As part of the Lunchtime Electives and Workshops offerings, MAD Week presents daily lectures by guest subject matter experts. MAD Week students (full time, part-time AM & Part-time PM) may attend any or all of the lectures at no additional cost.

Non-students may attend the lectures for a fee of $75 for the entire week. Non-students register here

The Lectures are all scheduled for 12:35 am to 1:25 pm.

Monday: Patrick Egan ( Pádraig Mac Aodhgáin), Exploring the riches of digital archives of Irish traditional music
Among the collections of audio recordings in the American Folklife Center at the Library of Congress lies a treasure trove of Irish traditional music from the twentieth century. There are audio copies of wax cylinders, 78 rpm discs, reel to reel and cassette tapes that represent the work of collectors, concert organizers and researchers. In the digital age it is now possible to re-combine these recordings using digital tools and techniques as we imagine new ways to re-combine and represent them. This talk will present a work-in-progress for Patrick's project, entitled, "Connections in Sound", which seeks to understand more fully the role that archives and collections might play in the ways that we as performers have access to these recordings.

Tuesday: Francesca Winch, Seeing Ireland with group music and dance tours
Join Ches Winch for a virtual lunchtime stroll through Ireland as she explores both the most popular tourist sites and the lesser known byways that make any trip to The Emerald Isle magical.

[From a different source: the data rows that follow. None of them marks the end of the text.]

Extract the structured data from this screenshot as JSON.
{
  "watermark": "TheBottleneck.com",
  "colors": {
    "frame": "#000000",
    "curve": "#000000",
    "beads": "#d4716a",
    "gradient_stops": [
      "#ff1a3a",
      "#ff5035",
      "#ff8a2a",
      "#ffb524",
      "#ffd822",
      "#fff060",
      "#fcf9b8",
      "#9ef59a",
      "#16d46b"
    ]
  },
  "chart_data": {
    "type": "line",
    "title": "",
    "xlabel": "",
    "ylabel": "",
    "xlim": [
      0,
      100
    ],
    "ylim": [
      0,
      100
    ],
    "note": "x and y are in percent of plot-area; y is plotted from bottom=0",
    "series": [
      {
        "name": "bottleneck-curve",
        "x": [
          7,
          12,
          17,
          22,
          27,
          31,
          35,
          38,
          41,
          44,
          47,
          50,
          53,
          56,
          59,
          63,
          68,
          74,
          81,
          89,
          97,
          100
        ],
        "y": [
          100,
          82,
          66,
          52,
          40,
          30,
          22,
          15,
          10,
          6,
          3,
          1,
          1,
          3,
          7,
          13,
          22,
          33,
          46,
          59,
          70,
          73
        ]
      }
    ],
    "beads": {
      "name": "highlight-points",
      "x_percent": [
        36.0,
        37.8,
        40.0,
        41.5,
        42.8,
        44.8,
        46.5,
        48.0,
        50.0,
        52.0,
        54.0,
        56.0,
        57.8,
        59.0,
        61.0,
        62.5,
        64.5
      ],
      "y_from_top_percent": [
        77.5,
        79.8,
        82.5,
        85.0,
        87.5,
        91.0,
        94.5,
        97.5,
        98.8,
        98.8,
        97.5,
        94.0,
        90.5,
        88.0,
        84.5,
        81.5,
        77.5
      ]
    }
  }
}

Whether your interest be Ireland's history, music, dance, language, or simply her beautiful vistas, this lecture will explore all aspects of travel throughout The Republic of Ireland and Northern Ireland as well. No matter your interests, Ireland beckons!

Wednesday: Brian O hAirt, Sean nós dance
Sean-nós dancing has gained immense popularity over the last two decades due to global exposure created by the economics of the Celtic Tiger. Workshops, festivals, digital media, and competitions have increased demand and access to this dance form beyond the relatively isolated region of Conamara--its home place. However, this acclaim has come with a price as its earlier identity tied to language, geography, civil rights, and family pedigrees becomes exploited by new economic models brought about by the now defunct Celtic Tiger. Explore the historical context of sean-nós dancing as we delve into archival material and early written accounts made at the turn of the 20th century and its resurgence following the Gaeltacht Civil Rights Movement. Join the discussion as we consider the cost of promoting tradition versus maintaining it, and what changes have occurred as it becomes increasingly modified for performance.

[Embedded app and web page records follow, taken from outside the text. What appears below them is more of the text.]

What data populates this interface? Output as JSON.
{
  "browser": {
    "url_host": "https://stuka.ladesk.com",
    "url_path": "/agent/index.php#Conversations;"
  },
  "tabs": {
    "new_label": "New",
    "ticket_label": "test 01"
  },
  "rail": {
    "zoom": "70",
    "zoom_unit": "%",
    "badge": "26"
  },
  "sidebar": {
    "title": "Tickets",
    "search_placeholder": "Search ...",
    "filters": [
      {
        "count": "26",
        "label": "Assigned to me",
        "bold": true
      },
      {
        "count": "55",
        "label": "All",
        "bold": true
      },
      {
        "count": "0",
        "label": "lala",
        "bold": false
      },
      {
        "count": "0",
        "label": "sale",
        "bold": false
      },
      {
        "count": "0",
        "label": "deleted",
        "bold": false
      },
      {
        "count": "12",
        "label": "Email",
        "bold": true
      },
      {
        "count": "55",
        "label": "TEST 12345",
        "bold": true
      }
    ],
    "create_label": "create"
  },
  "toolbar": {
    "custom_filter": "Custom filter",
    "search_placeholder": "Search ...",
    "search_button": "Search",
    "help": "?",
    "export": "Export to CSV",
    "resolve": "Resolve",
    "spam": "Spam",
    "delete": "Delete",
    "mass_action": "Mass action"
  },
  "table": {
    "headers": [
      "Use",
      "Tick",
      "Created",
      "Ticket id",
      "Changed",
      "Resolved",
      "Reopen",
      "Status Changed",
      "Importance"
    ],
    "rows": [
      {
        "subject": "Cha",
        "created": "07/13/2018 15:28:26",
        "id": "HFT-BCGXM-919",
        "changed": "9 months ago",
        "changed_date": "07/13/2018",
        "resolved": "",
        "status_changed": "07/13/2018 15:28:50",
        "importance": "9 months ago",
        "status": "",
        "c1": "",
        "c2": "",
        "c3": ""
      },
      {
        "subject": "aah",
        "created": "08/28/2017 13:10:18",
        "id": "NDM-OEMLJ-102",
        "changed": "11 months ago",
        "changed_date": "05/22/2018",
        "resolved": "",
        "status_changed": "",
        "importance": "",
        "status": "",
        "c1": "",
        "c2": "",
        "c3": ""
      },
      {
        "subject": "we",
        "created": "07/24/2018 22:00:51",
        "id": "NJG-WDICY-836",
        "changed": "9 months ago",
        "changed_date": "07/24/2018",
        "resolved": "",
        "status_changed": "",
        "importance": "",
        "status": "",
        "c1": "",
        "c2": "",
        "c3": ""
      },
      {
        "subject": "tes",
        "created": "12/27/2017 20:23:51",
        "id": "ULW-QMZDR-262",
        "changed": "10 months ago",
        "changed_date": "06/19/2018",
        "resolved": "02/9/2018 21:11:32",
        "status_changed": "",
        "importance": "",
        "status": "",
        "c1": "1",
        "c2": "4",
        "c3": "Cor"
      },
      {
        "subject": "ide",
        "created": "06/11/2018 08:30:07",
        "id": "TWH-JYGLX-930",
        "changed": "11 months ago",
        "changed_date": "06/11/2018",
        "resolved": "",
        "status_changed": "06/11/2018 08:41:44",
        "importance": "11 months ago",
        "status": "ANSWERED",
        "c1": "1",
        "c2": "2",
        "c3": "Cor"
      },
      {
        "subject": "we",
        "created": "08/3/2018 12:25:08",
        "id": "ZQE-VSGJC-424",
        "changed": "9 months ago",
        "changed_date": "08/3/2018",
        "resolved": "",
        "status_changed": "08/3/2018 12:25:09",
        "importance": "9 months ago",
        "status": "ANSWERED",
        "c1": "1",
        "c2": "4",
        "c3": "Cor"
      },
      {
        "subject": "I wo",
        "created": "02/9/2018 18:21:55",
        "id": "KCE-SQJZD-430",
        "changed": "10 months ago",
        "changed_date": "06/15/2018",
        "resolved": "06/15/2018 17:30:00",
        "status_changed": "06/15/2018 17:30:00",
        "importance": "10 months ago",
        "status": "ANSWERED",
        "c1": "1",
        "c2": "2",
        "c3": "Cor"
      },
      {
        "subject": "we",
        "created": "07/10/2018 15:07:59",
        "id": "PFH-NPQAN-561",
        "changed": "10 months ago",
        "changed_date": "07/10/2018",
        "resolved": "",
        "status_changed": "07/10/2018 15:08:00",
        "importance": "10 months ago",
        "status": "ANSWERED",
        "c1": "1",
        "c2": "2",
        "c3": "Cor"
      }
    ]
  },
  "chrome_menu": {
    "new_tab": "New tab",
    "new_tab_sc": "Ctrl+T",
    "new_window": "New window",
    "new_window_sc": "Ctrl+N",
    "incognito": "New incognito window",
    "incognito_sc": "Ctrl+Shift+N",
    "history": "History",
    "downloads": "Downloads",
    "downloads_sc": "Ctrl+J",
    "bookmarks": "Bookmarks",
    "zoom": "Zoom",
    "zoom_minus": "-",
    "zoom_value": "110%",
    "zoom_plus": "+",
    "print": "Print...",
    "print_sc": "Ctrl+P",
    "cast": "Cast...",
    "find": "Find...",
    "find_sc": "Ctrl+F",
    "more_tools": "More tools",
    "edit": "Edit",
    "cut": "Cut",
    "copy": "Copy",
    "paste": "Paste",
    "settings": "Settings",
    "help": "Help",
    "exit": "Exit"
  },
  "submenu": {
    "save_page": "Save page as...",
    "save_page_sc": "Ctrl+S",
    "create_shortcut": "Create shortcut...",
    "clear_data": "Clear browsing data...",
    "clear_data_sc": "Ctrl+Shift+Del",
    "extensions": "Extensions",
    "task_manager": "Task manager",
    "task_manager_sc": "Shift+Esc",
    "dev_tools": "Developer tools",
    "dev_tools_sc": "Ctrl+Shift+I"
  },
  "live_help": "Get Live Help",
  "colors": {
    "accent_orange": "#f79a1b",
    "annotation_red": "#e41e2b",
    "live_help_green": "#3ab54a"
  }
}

Thursday: Mike O'Malley, Policing the Jig: Francis O’Neill and the having of a lot of tunes
O’Neill’s important work in preserving the musical culture of Ireland and Irish America is well known. But O’Neill complained all the time about musicians who refused to share their tunes with him: “rare tunes were looked upon as personal property,” he wrote. He often had to bribe, bully, or trick people into giving up their music. In this talk we'll be looking at the musicians who didn’t want to share their tunes, and why they held them so closely.

Dr. Julia Topper, Rising Steps: Irish Dance and Music in Japan
Irish performing arts traditions are alive and thriving in Tokyo! Based off doctoral fieldwork conducted in 2016, this lecture provides an overview of the Irish dance and music scene in Tokyo, Japan. I'll discuss how Irish traditional music was initially introduced via the Japanese education system in the late 1800's before moving to look at today's scene and the impact these musicians and dancers are having in the larger transnational community. I will specifically be focusing on three modern competitive Irish step dance schools and a group of musicians and set dancers involved in CCÉ Tokyo and the Intercollegiate Celtic Festival.